And he doesn't feel like a No. 1 pick shortchanged by the NFL's new rookie compensation system.
"Welcome to Carolina, Cam!" one shouted.
Newton was all smiles as he ran on the grass, holding his arm up in a No. 1 sign to acknowledge the cheers. Panthers supporters need something like Newton to celebrate after last year's dismal 2-14 finish. He hopes to bring them something special, starting this season.
Newton said how happy he was to be in Carolina and to be back to football. He also wasn't bothered by the rookie wage system, which set his incoming salary per the agreement between NFL owners and players.
"It really doesn't matter," Newton said. "Either way you look at it, I've still got more money than I've ever had."
Newton knows that if he reaches his potential on the football field, he'll make up any financial disparity later.
"In this league, they set standards," Newton said. "If you play the way they're predicting you to play, you're going to be all right either way it goes."
Newton was eager to take the field for his first practice at Wofford College later Saturday and said holding out was never an option, even before the NFL lockout. He spent the time away training, working out with Panthers wide receiver Steve Smith in some private sessions that proved to Newton the team has plenty of offense despite last year's awful showing.
Newton received offensive coordinator Rob Chudzinski's playbook in April during the short time a judge lifted the lockout. Newton has worked to learn what he can, but he knows he can't really progress until he gets back on the field. He'll wear No. 1 at Panthers camp with quarterback rival Jimmy Clausen wearing No. 2, the jersey number Newton wore at Auburn during the 14-0 BCS national championship season.
Newton said he and Clausen talked about him acquiring No. 2, but in the end believed it was best to start out fresh.

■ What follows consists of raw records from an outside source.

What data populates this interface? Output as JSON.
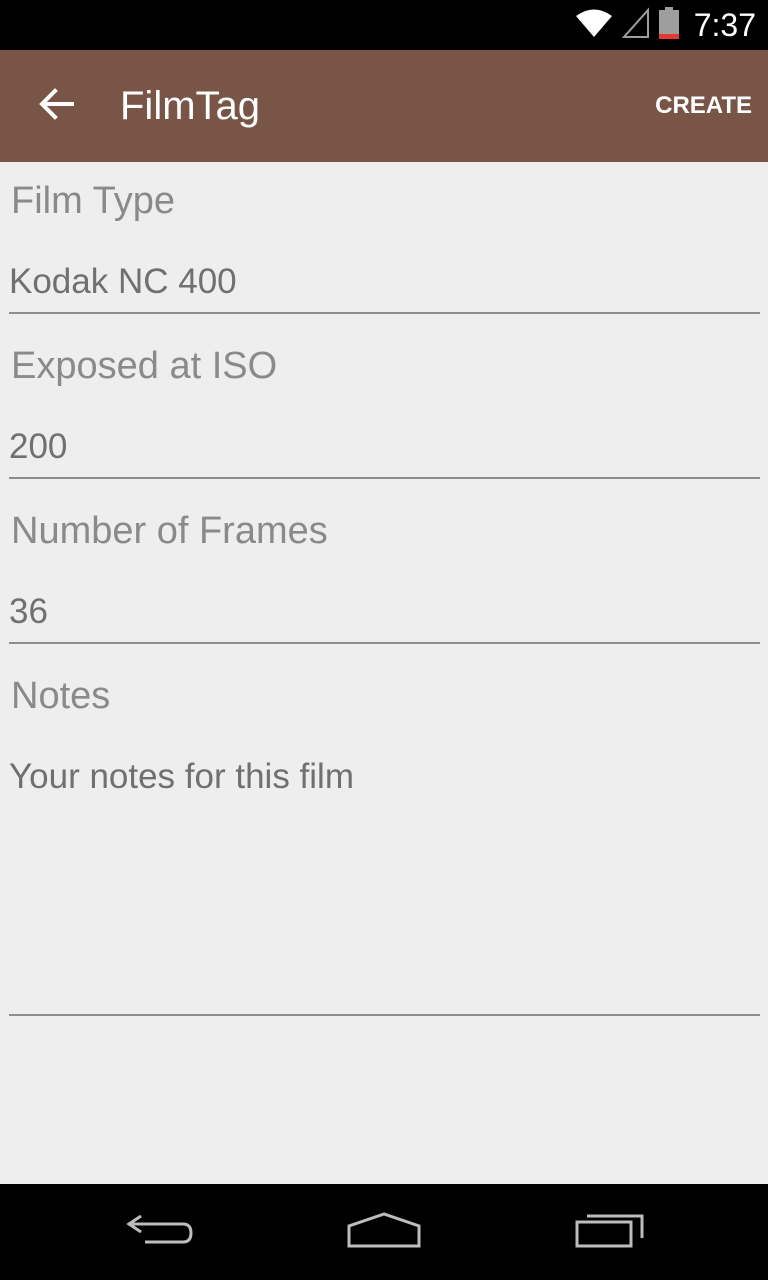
{
  "status_bar": {
    "time": "7:37",
    "icons": [
      "wifi-icon",
      "signal-icon",
      "battery-icon"
    ]
  },
  "app_bar": {
    "title": "FilmTag",
    "back_icon": "arrow-back-icon",
    "action_label": "CREATE",
    "background": "#795548"
  },
  "form": {
    "film_type": {
      "label": "Film Type",
      "value": "Kodak NC 400"
    },
    "iso": {
      "label": "Exposed at ISO",
      "value": "200"
    },
    "frames": {
      "label": "Number of Frames",
      "value": "36"
    },
    "notes": {
      "label": "Notes",
      "placeholder": "Your notes for this film"
    }
  },
  "nav_bar": {
    "buttons": [
      "back-nav-icon",
      "home-nav-icon",
      "recents-nav-icon"
    ]
  }
}
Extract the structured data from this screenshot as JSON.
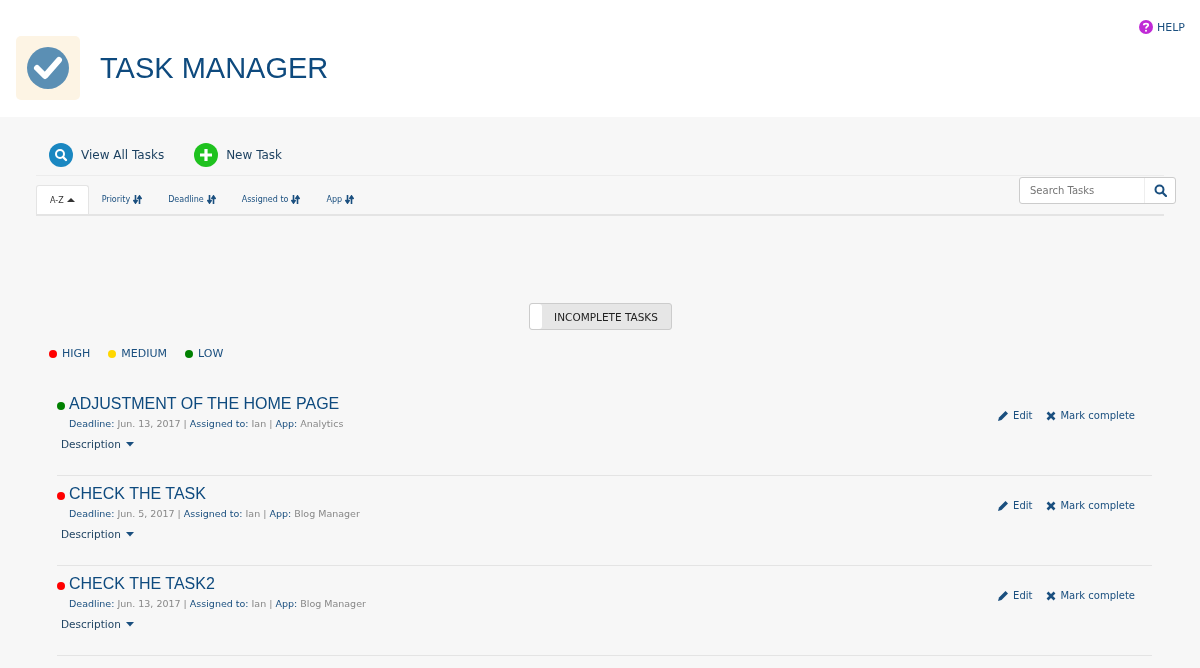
{
  "header": {
    "title": "TASK MANAGER",
    "help": "HELP"
  },
  "actions": [
    {
      "kind": "view",
      "label": "View All Tasks"
    },
    {
      "kind": "new",
      "label": "New Task"
    }
  ],
  "sort_tabs": [
    {
      "label": "A-Z",
      "selected": true
    },
    {
      "label": "Priority",
      "selected": false
    },
    {
      "label": "Deadline",
      "selected": false
    },
    {
      "label": "Assigned to",
      "selected": false
    },
    {
      "label": "App",
      "selected": false
    }
  ],
  "search": {
    "placeholder": "Search Tasks"
  },
  "filter_toggle": {
    "label": "INCOMPLETE TASKS",
    "on": false
  },
  "legend": [
    {
      "label": "HIGH",
      "color": "#ff0000"
    },
    {
      "label": "MEDIUM",
      "color": "#ffd700"
    },
    {
      "label": "LOW",
      "color": "#008000"
    }
  ],
  "tasks": [
    {
      "title": "ADJUSTMENT OF THE HOME PAGE",
      "color": "#008000",
      "meta": "**Deadline:** Jun. 13, 2017 | **Assigned to:** Ian | **App:** Analytics",
      "description": "Description",
      "edit": "Edit",
      "complete": "Mark complete"
    },
    {
      "title": "CHECK THE TASK",
      "color": "#ff0000",
      "meta": "**Deadline:** Jun. 5, 2017 | **Assigned to:** Ian | **App:** Blog Manager",
      "description": "Description",
      "edit": "Edit",
      "complete": "Mark complete"
    },
    {
      "title": "CHECK THE TASK2",
      "color": "#ff0000",
      "meta": "**Deadline:** Jun. 13, 2017 | **Assigned to:** Ian | **App:** Blog Manager",
      "description": "Description",
      "edit": "Edit",
      "complete": "Mark complete"
    }
  ]
}
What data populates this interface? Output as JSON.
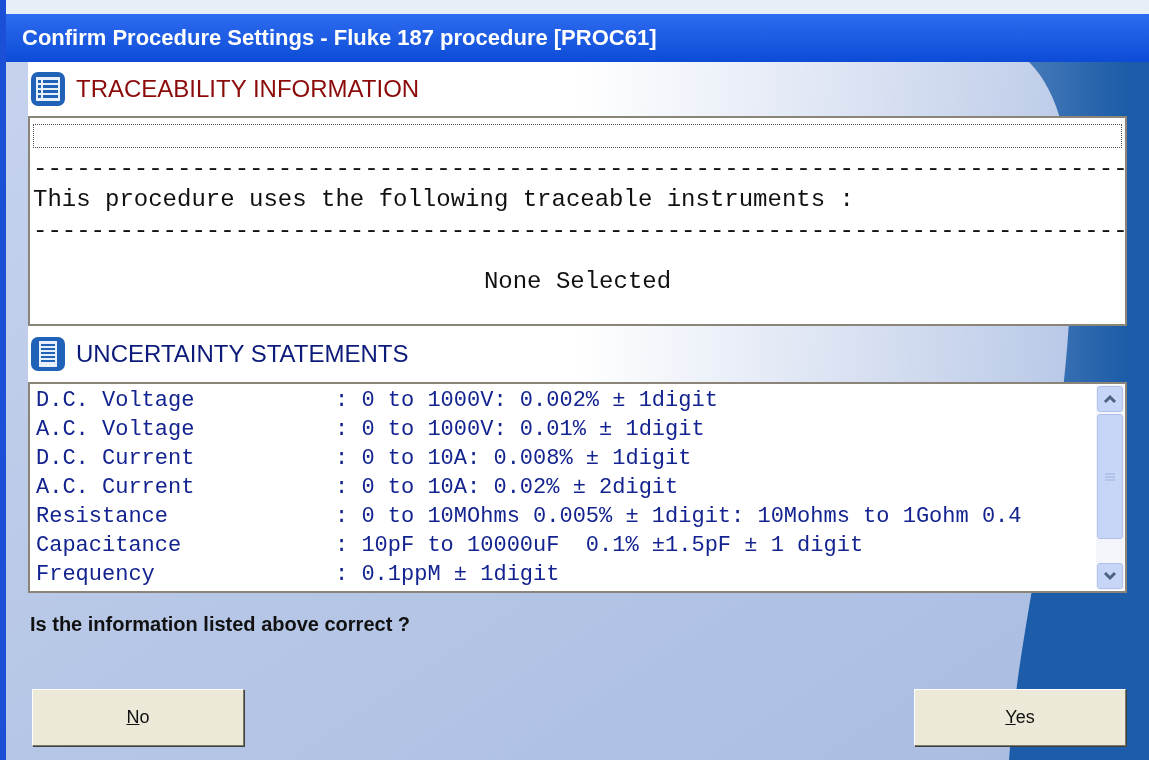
{
  "window": {
    "title": "Confirm Procedure Settings - Fluke 187 procedure [PROC61]"
  },
  "traceability": {
    "heading": "TRACEABILITY INFORMATION",
    "lines": [
      {
        "kind": "focus"
      },
      {
        "kind": "rule",
        "text": "----------------------------------------------------------------------------"
      },
      {
        "kind": "text",
        "text": "This procedure uses the following traceable instruments :"
      },
      {
        "kind": "rule",
        "text": "----------------------------------------------------------------------------"
      },
      {
        "kind": "center",
        "text": "None Selected"
      }
    ]
  },
  "uncertainty": {
    "heading": "UNCERTAINTY STATEMENTS",
    "rows": [
      {
        "label": "D.C. Voltage",
        "value": ": 0 to 1000V: 0.002% ± 1digit"
      },
      {
        "label": "A.C. Voltage",
        "value": ": 0 to 1000V: 0.01% ± 1digit"
      },
      {
        "label": "D.C. Current",
        "value": ": 0 to 10A: 0.008% ± 1digit"
      },
      {
        "label": "A.C. Current",
        "value": ": 0 to 10A: 0.02% ± 2digit"
      },
      {
        "label": "Resistance",
        "value": ": 0 to 10MOhms 0.005% ± 1digit: 10Mohms to 1Gohm 0.4"
      },
      {
        "label": "Capacitance",
        "value": ": 10pF to 10000uF  0.1% ±1.5pF ± 1 digit"
      },
      {
        "label": "Frequency",
        "value": ": 0.1ppM ± 1digit"
      }
    ]
  },
  "question": "Is the information listed above correct ?",
  "buttons": [
    {
      "access_key": "N",
      "rest": "o"
    },
    {
      "access_key": "Y",
      "rest": "es"
    }
  ]
}
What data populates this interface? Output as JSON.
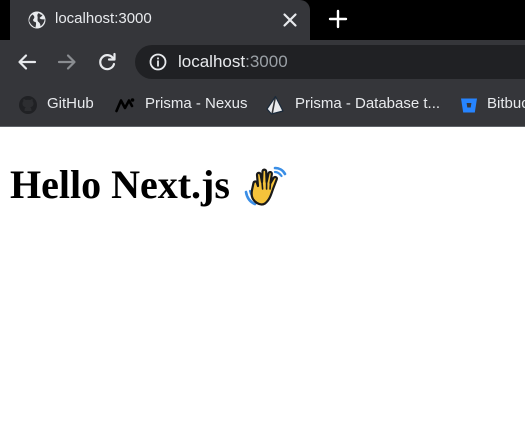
{
  "tab": {
    "title": "localhost:3000",
    "favicon": "globe-icon",
    "close": "close-icon"
  },
  "toolbar": {
    "back": "back-arrow-icon",
    "forward": "forward-arrow-icon",
    "reload": "reload-icon",
    "new_tab": "plus-icon"
  },
  "address_bar": {
    "host": "localhost",
    "port": ":3000",
    "security_icon": "info-icon"
  },
  "bookmarks": [
    {
      "label": "GitHub",
      "icon": "github-icon"
    },
    {
      "label": "Prisma - Nexus",
      "icon": "nexus-icon"
    },
    {
      "label": "Prisma - Database t...",
      "icon": "prisma-icon"
    },
    {
      "label": "Bitbuc",
      "icon": "bitbucket-icon"
    }
  ],
  "page": {
    "heading": "Hello Next.js",
    "emoji": "waving-hand-icon"
  },
  "colors": {
    "tab_strip": "#000000",
    "toolbar": "#35363a",
    "omnibox": "#202124",
    "text_light": "#e8eaed",
    "text_muted": "#9aa0a6",
    "bitbucket_blue": "#2684ff",
    "emoji_yellow": "#f5c33b"
  }
}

"Rightfully so, since it was his number," Newton said.
He and Clausen have a healthy, friendly relationship so far, and both understand that the quarterback competition will make each one better for the Panthers.
"I don't want to give off a situation where we hate each other's guts and we're just out there running over each other," Newton said. "Jimmy is helping me, and I hope I'm helping Jimmy. We want to bring out the best in each other."
A long sideline throw to Smith drew ooohs and shouts. Newton also had several incompletions, especially when the defense rushed. Afterward, he ran over to the stands and spent about 15 minutes signing shirts, football and posters as young fans screamed his name.
"That's important. The young guys should take advantage of this," he said.
Carolina hopes those cheers continue into the regular season after the team set a franchise low in points scored in 2010. The 6-foot-5 Newton knows he'll have some help with that, starting with Smith.
The Panthers' sometimes prickly receiver had nothing but glowing reviews for Newton in their workouts, which apparently went a long way toward Smith wanting to remain with the team.
"I don't know about you guys, but I don't know that I've ever seen anyone like him," Olsen said of his new quarterback. "Watching him on TV is a whole lot different than seeing him in person. He just has that something about him, that confidence."
Newton hopes he can carry that through camp and into the regular season. He said he's prepared to work as hard as possible to show he's ready for the NFL.
"It's exciting just to be around the football atmosphere again," he said.
Copyright 2011 by The Associated Press